What is being asked:
Each record below must be reproduced exactly as it reads, with its images omitted.

Dataset content:
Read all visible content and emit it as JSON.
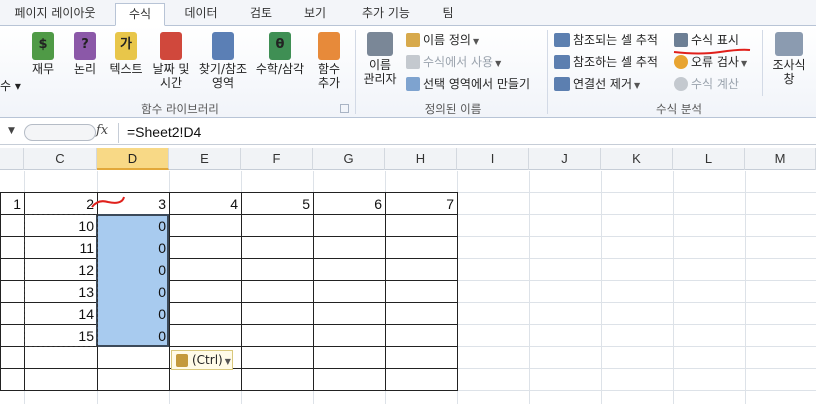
{
  "tabs": [
    {
      "label": "페이지 레이아웃",
      "active": false
    },
    {
      "label": "수식",
      "active": true
    },
    {
      "label": "데이터",
      "active": false
    },
    {
      "label": "검토",
      "active": false
    },
    {
      "label": "보기",
      "active": false
    },
    {
      "label": "추가 기능",
      "active": false
    },
    {
      "label": "팀",
      "active": false
    }
  ],
  "ribbon": {
    "function_library": {
      "title": "함수 라이브러리",
      "partial_left": "수 ▾",
      "buttons": [
        {
          "line1": "재무",
          "line2": "",
          "icon": "financial-book-icon",
          "glyph": "$",
          "color": "#4f9a46"
        },
        {
          "line1": "논리",
          "line2": "",
          "icon": "logical-book-icon",
          "glyph": "?",
          "color": "#8b58a8"
        },
        {
          "line1": "텍스트",
          "line2": "",
          "icon": "text-book-icon",
          "glyph": "가",
          "color": "#e8c64a"
        },
        {
          "line1": "날짜 및",
          "line2": "시간",
          "icon": "datetime-book-icon",
          "glyph": "",
          "color": "#d0483c"
        },
        {
          "line1": "찾기/참조",
          "line2": "영역",
          "icon": "lookup-magnifier-icon",
          "glyph": "",
          "color": "#5b7fb5"
        },
        {
          "line1": "수학/삼각",
          "line2": "",
          "icon": "math-book-icon",
          "glyph": "θ",
          "color": "#3f8f54"
        },
        {
          "line1": "함수",
          "line2": "추가",
          "icon": "more-functions-book-icon",
          "glyph": "",
          "color": "#e78a3a"
        }
      ]
    },
    "defined_names": {
      "title": "정의된 이름",
      "manager_line1": "이름",
      "manager_line2": "관리자",
      "define_name": "이름 정의",
      "use_in_formula": "수식에서 사용",
      "create_from_selection": "선택 영역에서 만들기"
    },
    "formula_auditing": {
      "title": "수식 분석",
      "trace_precedents": "참조되는 셀 추적",
      "trace_dependents": "참조하는 셀 추적",
      "remove_arrows": "연결선 제거",
      "show_formulas": "수식 표시",
      "error_checking": "오류 검사",
      "evaluate_formula": "수식 계산",
      "watch_line1": "조사식",
      "watch_line2": "창"
    }
  },
  "formula_bar": {
    "fx_label": "fx",
    "formula": "=Sheet2!D4"
  },
  "columns": [
    {
      "label": "",
      "selected": false
    },
    {
      "label": "C",
      "selected": false
    },
    {
      "label": "D",
      "selected": true
    },
    {
      "label": "E",
      "selected": false
    },
    {
      "label": "F",
      "selected": false
    },
    {
      "label": "G",
      "selected": false
    },
    {
      "label": "H",
      "selected": false
    },
    {
      "label": "I",
      "selected": false
    },
    {
      "label": "J",
      "selected": false
    },
    {
      "label": "K",
      "selected": false
    },
    {
      "label": "L",
      "selected": false
    },
    {
      "label": "M",
      "selected": false
    }
  ],
  "rows": [
    [
      "",
      "",
      "",
      "",
      "",
      "",
      ""
    ],
    [
      "1",
      "2",
      "3",
      "4",
      "5",
      "6",
      "7"
    ],
    [
      "",
      "10",
      "0",
      "",
      "",
      "",
      ""
    ],
    [
      "",
      "11",
      "0",
      "",
      "",
      "",
      ""
    ],
    [
      "",
      "12",
      "0",
      "",
      "",
      "",
      ""
    ],
    [
      "",
      "13",
      "0",
      "",
      "",
      "",
      ""
    ],
    [
      "",
      "14",
      "0",
      "",
      "",
      "",
      ""
    ],
    [
      "",
      "15",
      "0",
      "",
      "",
      "",
      ""
    ],
    [
      "",
      "",
      "",
      "",
      "",
      "",
      ""
    ],
    [
      "",
      "",
      "",
      "",
      "",
      "",
      ""
    ]
  ],
  "paste_options": "(Ctrl)",
  "colors": {
    "selection_fill": "#a8cbef",
    "annotation_red": "#e0201b",
    "active_column": "#f8d986"
  }
}
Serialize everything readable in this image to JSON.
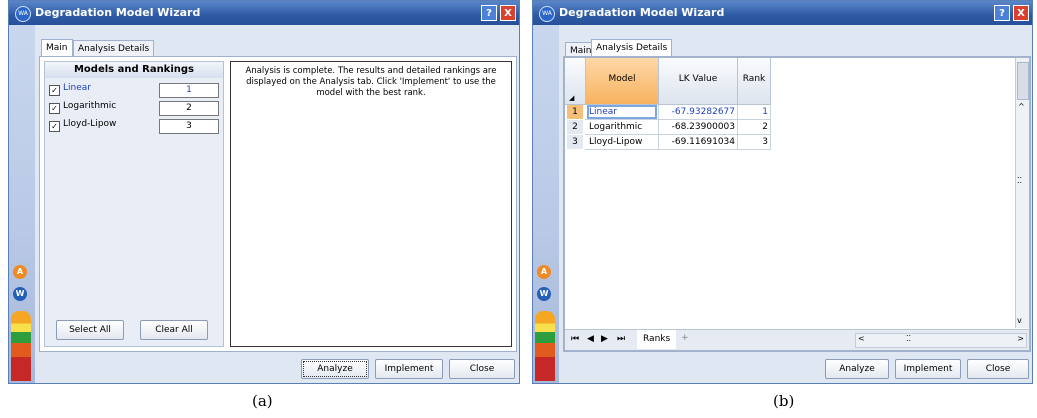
{
  "left": {
    "title": "Degradation Model Wizard",
    "icon": "WA",
    "help_label": "?",
    "close_label": "X",
    "tabs": [
      "Main",
      "Analysis Details"
    ],
    "models_header": "Models and Rankings",
    "models": [
      {
        "name": "Linear",
        "rank": "1"
      },
      {
        "name": "Logarithmic",
        "rank": "2"
      },
      {
        "name": "Lloyd-Lipow",
        "rank": "3"
      }
    ],
    "message": "Analysis is complete. The results and detailed rankings are displayed on the Analysis tab. Click 'Implement' to use the model with the best rank.",
    "select_all": "Select All",
    "clear_all": "Clear All",
    "analyze": "Analyze",
    "implement": "Implement",
    "close": "Close",
    "caption": "(a)"
  },
  "right": {
    "title": "Degradation Model Wizard",
    "icon": "WA",
    "help_label": "?",
    "close_label": "X",
    "tabs": [
      "Main",
      "Analysis Details"
    ],
    "columns": [
      "Model",
      "LK Value",
      "Rank"
    ],
    "rows": [
      {
        "num": "1",
        "model": "Linear",
        "lk": "-67.93282677",
        "rank": "1"
      },
      {
        "num": "2",
        "model": "Logarithmic",
        "lk": "-68.23900003",
        "rank": "2"
      },
      {
        "num": "3",
        "model": "Lloyd-Lipow",
        "lk": "-69.11691034",
        "rank": "3"
      }
    ],
    "sheet_tab": "Ranks",
    "add_sheet": "+",
    "analyze": "Analyze",
    "implement": "Implement",
    "close": "Close",
    "caption": "(b)"
  }
}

Solution:
Read all visible content and emit it as JSON.
{
  "tabs": [
    {
      "label": "페이지 레이아웃",
      "active": false
    },
    {
      "label": "수식",
      "active": true
    },
    {
      "label": "데이터",
      "active": false
    },
    {
      "label": "검토",
      "active": false
    },
    {
      "label": "보기",
      "active": false
    },
    {
      "label": "추가 기능",
      "active": false
    },
    {
      "label": "팀",
      "active": false
    }
  ],
  "ribbon": {
    "function_library": {
      "title": "함수 라이브러리",
      "partial_left": "수 ▾",
      "buttons": [
        {
          "line1": "재무",
          "line2": "",
          "icon": "financial-book-icon",
          "glyph": "$",
          "color": "#4f9a46"
        },
        {
          "line1": "논리",
          "line2": "",
          "icon": "logical-book-icon",
          "glyph": "?",
          "color": "#8b58a8"
        },
        {
          "line1": "텍스트",
          "line2": "",
          "icon": "text-book-icon",
          "glyph": "가",
          "color": "#e8c64a"
        },
        {
          "line1": "날짜 및",
          "line2": "시간",
          "icon": "datetime-book-icon",
          "glyph": "",
          "color": "#d0483c"
        },
        {
          "line1": "찾기/참조",
          "line2": "영역",
          "icon": "lookup-magnifier-icon",
          "glyph": "",
          "color": "#5b7fb5"
        },
        {
          "line1": "수학/삼각",
          "line2": "",
          "icon": "math-book-icon",
          "glyph": "θ",
          "color": "#3f8f54"
        },
        {
          "line1": "함수",
          "line2": "추가",
          "icon": "more-functions-book-icon",
          "glyph": "",
          "color": "#e78a3a"
        }
      ]
    },
    "defined_names": {
      "title": "정의된 이름",
      "manager_line1": "이름",
      "manager_line2": "관리자",
      "define_name": "이름 정의",
      "use_in_formula": "수식에서 사용",
      "create_from_selection": "선택 영역에서 만들기"
    },
    "formula_auditing": {
      "title": "수식 분석",
      "trace_precedents": "참조되는 셀 추적",
      "trace_dependents": "참조하는 셀 추적",
      "remove_arrows": "연결선 제거",
      "show_formulas": "수식 표시",
      "error_checking": "오류 검사",
      "evaluate_formula": "수식 계산",
      "watch_line1": "조사식",
      "watch_line2": "창"
    }
  },
  "formula_bar": {
    "fx_label": "fx",
    "formula": "=Sheet2!D4"
  },
  "columns": [
    {
      "label": "",
      "selected": false
    },
    {
      "label": "C",
      "selected": false
    },
    {
      "label": "D",
      "selected": true
    },
    {
      "label": "E",
      "selected": false
    },
    {
      "label": "F",
      "selected": false
    },
    {
      "label": "G",
      "selected": false
    },
    {
      "label": "H",
      "selected": false
    },
    {
      "label": "I",
      "selected": false
    },
    {
      "label": "J",
      "selected": false
    },
    {
      "label": "K",
      "selected": false
    },
    {
      "label": "L",
      "selected": false
    },
    {
      "label": "M",
      "selected": false
    }
  ],
  "rows": [
    [
      "",
      "",
      "",
      "",
      "",
      "",
      ""
    ],
    [
      "1",
      "2",
      "3",
      "4",
      "5",
      "6",
      "7"
    ],
    [
      "",
      "10",
      "0",
      "",
      "",
      "",
      ""
    ],
    [
      "",
      "11",
      "0",
      "",
      "",
      "",
      ""
    ],
    [
      "",
      "12",
      "0",
      "",
      "",
      "",
      ""
    ],
    [
      "",
      "13",
      "0",
      "",
      "",
      "",
      ""
    ],
    [
      "",
      "14",
      "0",
      "",
      "",
      "",
      ""
    ],
    [
      "",
      "15",
      "0",
      "",
      "",
      "",
      ""
    ],
    [
      "",
      "",
      "",
      "",
      "",
      "",
      ""
    ],
    [
      "",
      "",
      "",
      "",
      "",
      "",
      ""
    ]
  ],
  "paste_options": "(Ctrl)",
  "colors": {
    "selection_fill": "#a8cbef",
    "annotation_red": "#e0201b",
    "active_column": "#f8d986"
  }
}
Serialize everything readable in this image to JSON.
{
  "left": {
    "title": "Degradation Model Wizard",
    "icon": "WA",
    "help_label": "?",
    "close_label": "X",
    "tabs": [
      "Main",
      "Analysis Details"
    ],
    "models_header": "Models and Rankings",
    "models": [
      {
        "name": "Linear",
        "rank": "1"
      },
      {
        "name": "Logarithmic",
        "rank": "2"
      },
      {
        "name": "Lloyd-Lipow",
        "rank": "3"
      }
    ],
    "message": "Analysis is complete. The results and detailed rankings are displayed on the Analysis tab. Click 'Implement' to use the model with the best rank.",
    "select_all": "Select All",
    "clear_all": "Clear All",
    "analyze": "Analyze",
    "implement": "Implement",
    "close": "Close",
    "caption": "(a)"
  },
  "right": {
    "title": "Degradation Model Wizard",
    "icon": "WA",
    "help_label": "?",
    "close_label": "X",
    "tabs": [
      "Main",
      "Analysis Details"
    ],
    "columns": [
      "Model",
      "LK Value",
      "Rank"
    ],
    "rows": [
      {
        "num": "1",
        "model": "Linear",
        "lk": "-67.93282677",
        "rank": "1"
      },
      {
        "num": "2",
        "model": "Logarithmic",
        "lk": "-68.23900003",
        "rank": "2"
      },
      {
        "num": "3",
        "model": "Lloyd-Lipow",
        "lk": "-69.11691034",
        "rank": "3"
      }
    ],
    "sheet_tab": "Ranks",
    "add_sheet": "+",
    "analyze": "Analyze",
    "implement": "Implement",
    "close": "Close",
    "caption": "(b)"
  }
}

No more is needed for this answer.